= Records for the task =
::::::::

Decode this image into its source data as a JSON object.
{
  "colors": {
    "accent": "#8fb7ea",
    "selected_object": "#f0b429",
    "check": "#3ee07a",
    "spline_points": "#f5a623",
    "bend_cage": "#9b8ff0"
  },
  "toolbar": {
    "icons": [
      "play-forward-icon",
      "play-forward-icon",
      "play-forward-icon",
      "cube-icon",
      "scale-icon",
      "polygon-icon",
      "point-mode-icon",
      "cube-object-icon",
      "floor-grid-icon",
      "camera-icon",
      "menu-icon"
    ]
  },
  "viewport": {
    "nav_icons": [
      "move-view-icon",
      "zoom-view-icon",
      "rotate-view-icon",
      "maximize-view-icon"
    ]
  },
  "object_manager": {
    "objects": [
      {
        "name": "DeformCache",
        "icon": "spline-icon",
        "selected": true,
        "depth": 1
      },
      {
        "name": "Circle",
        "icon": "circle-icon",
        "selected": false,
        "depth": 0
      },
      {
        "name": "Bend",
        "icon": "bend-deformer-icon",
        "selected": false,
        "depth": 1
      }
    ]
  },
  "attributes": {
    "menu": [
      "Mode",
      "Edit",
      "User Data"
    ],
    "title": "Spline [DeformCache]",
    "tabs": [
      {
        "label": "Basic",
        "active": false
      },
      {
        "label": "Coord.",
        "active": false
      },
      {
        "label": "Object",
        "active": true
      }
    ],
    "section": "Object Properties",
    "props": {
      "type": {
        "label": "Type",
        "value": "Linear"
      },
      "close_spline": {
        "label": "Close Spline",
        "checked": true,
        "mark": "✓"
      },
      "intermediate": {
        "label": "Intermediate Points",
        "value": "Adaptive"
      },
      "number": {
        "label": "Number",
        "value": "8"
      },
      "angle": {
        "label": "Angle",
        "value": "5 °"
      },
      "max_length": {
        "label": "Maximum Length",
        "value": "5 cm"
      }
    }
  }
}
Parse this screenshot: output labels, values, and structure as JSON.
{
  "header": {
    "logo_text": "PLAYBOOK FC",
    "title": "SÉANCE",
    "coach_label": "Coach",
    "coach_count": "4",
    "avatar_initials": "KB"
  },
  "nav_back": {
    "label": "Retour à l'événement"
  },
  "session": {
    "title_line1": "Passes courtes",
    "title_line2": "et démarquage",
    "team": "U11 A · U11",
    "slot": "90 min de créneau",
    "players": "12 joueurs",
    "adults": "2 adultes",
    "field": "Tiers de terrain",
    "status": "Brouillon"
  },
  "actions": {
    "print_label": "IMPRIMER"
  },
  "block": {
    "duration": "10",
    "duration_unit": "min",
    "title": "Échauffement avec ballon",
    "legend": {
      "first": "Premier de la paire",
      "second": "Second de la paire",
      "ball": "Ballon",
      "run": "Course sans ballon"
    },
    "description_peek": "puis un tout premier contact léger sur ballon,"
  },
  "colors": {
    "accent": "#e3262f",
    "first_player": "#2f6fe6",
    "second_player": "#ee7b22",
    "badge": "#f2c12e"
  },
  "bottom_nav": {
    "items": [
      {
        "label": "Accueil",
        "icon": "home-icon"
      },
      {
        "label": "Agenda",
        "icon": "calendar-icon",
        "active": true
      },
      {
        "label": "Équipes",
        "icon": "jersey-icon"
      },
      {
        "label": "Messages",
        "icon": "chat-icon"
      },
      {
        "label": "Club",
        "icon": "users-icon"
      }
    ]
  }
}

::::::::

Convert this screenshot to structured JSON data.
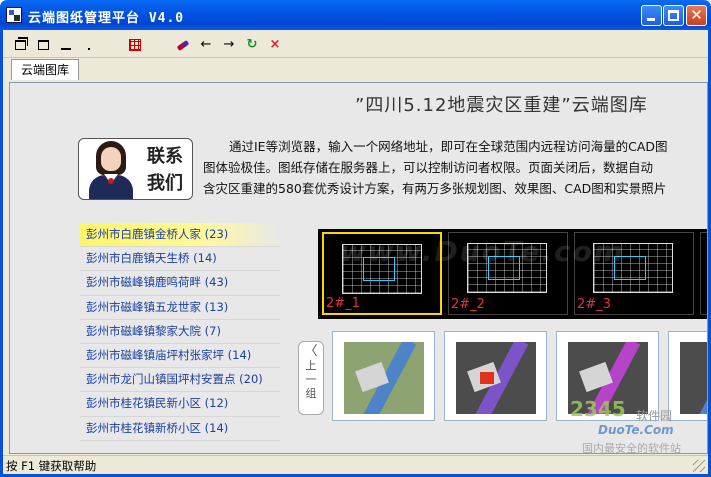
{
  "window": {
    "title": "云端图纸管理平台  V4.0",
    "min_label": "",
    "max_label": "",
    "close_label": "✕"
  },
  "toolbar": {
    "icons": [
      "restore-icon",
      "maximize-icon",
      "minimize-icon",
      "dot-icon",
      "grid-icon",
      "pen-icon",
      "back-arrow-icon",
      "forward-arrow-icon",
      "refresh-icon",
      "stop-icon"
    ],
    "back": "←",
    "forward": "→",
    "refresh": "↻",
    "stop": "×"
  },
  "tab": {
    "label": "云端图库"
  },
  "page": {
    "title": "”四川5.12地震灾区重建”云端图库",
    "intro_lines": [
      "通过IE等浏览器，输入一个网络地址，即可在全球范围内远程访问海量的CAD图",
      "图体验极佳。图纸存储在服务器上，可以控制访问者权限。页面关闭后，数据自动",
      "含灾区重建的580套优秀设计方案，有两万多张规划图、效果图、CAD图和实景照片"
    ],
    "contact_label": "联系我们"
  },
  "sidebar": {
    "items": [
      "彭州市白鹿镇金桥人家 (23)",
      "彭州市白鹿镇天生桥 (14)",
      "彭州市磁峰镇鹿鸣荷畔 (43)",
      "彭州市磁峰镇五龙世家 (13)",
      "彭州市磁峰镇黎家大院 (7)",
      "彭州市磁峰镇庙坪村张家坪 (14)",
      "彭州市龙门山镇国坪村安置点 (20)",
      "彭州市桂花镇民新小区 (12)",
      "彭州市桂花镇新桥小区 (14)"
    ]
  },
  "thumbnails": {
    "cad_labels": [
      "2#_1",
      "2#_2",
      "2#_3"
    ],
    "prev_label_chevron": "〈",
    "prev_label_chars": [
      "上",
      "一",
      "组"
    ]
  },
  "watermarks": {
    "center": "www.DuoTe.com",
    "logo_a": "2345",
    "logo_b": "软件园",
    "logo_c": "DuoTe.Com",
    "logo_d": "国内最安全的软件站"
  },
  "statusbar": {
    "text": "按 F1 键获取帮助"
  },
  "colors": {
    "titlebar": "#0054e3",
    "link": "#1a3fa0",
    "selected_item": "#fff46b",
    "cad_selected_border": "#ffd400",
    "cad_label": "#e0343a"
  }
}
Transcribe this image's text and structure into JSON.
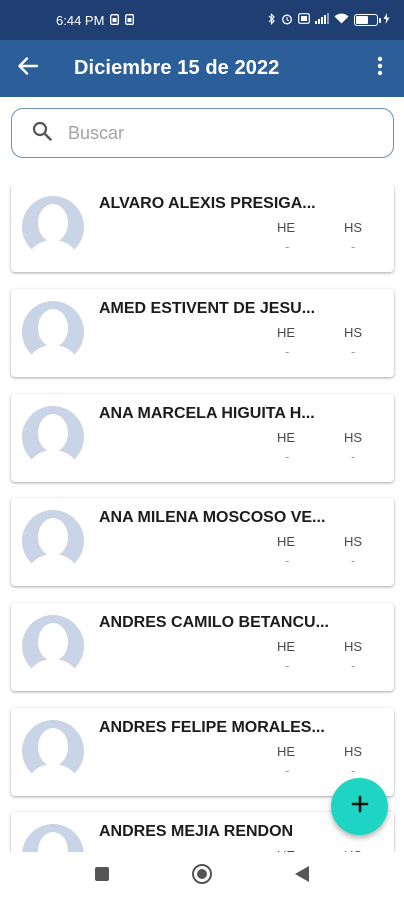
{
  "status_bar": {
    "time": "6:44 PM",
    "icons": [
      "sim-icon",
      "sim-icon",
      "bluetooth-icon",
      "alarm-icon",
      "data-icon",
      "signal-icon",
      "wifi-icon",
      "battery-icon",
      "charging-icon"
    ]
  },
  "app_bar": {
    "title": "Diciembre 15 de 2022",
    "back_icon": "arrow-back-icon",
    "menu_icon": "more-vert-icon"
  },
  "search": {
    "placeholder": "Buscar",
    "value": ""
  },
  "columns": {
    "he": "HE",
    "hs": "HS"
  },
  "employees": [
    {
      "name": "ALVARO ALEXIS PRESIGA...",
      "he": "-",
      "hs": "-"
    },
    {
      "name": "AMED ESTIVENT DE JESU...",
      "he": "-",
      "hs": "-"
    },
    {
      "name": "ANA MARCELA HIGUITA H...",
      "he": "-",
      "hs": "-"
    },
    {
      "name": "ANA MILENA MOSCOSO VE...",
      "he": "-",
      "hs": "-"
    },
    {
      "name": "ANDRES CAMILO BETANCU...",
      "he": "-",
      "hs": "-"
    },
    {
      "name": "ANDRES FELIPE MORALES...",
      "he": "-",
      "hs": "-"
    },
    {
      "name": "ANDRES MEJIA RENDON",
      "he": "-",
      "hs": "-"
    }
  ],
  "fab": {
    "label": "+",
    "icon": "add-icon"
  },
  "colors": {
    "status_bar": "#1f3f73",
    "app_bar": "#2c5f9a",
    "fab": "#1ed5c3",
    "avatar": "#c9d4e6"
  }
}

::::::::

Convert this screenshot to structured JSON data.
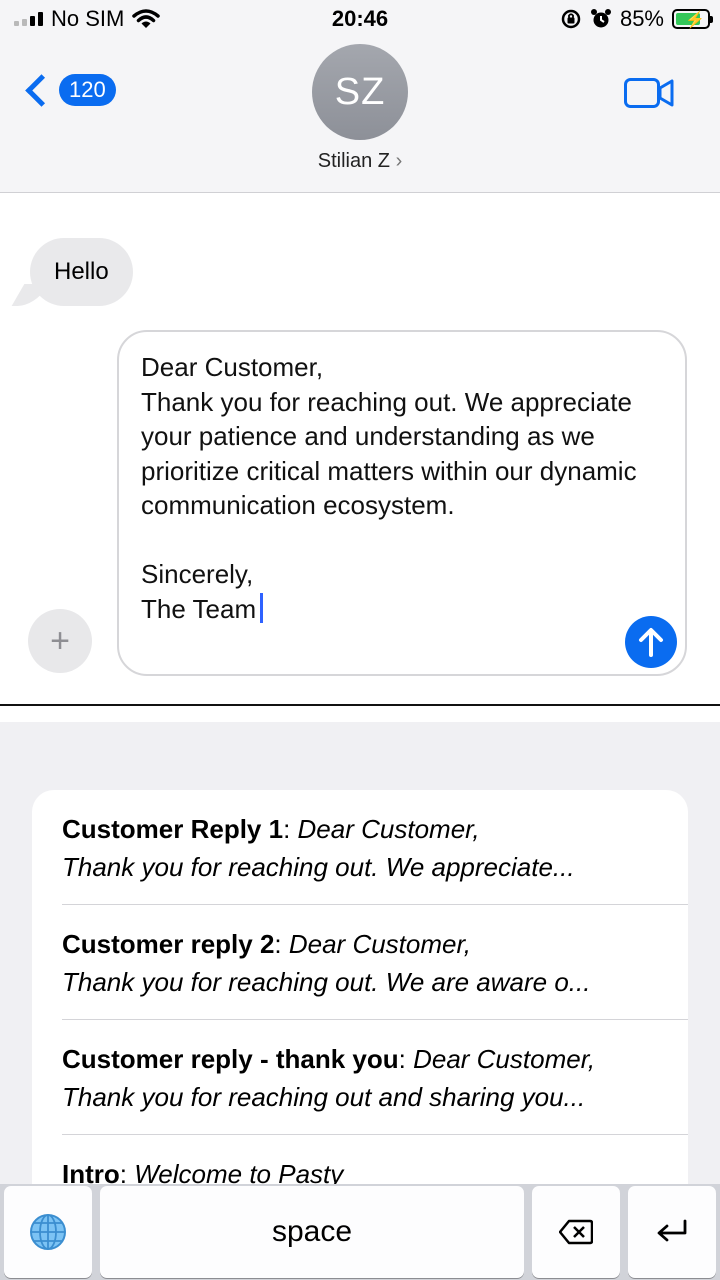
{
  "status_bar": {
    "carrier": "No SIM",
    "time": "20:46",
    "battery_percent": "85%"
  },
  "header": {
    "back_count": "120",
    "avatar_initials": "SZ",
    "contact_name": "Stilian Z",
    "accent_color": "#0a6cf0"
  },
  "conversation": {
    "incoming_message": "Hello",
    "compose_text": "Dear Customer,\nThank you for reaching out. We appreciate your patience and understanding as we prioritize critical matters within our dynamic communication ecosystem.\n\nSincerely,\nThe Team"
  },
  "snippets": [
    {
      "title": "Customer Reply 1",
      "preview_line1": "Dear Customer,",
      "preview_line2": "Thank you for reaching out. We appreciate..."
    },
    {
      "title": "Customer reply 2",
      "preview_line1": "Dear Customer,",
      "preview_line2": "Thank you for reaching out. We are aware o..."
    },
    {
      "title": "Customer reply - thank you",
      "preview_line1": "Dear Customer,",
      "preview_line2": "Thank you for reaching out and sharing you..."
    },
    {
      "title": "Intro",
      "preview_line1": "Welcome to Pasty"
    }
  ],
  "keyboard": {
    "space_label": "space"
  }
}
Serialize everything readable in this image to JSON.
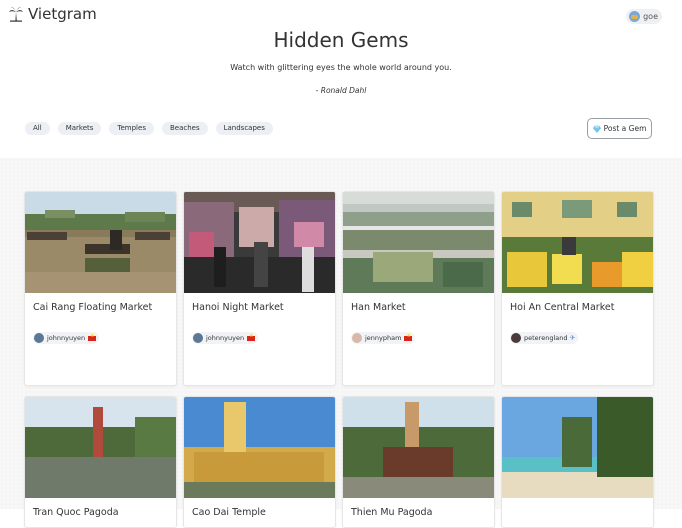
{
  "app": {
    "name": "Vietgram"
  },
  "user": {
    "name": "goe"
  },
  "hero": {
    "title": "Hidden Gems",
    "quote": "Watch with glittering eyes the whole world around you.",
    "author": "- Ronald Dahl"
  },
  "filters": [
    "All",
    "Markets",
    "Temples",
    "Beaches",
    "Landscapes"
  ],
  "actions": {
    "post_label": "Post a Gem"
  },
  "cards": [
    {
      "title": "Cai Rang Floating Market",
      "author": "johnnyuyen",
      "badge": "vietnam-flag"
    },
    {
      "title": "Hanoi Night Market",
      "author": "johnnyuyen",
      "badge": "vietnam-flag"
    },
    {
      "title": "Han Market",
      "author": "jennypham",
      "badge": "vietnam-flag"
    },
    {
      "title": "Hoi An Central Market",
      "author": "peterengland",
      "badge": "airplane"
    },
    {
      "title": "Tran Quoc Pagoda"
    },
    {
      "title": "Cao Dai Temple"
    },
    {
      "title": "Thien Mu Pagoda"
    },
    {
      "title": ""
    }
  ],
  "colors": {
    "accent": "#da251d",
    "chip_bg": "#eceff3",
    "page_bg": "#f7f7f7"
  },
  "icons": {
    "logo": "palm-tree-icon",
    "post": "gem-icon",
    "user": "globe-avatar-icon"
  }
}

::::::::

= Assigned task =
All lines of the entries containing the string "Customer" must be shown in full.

= Expected output =
    "compose_text": "Dear Customer,\nThank you for reaching out. We appreciate your patience and understanding as we prioritize critical matters within our dynamic communication ecosystem.\n\nSincerely,\nThe Team"
      "title": "Customer Reply 1",
      "preview_line1": "Dear Customer,",
      "title": "Customer reply 2",
      "preview_line1": "Dear Customer,",
      "title": "Customer reply - thank you",
      "preview_line1": "Dear Customer,",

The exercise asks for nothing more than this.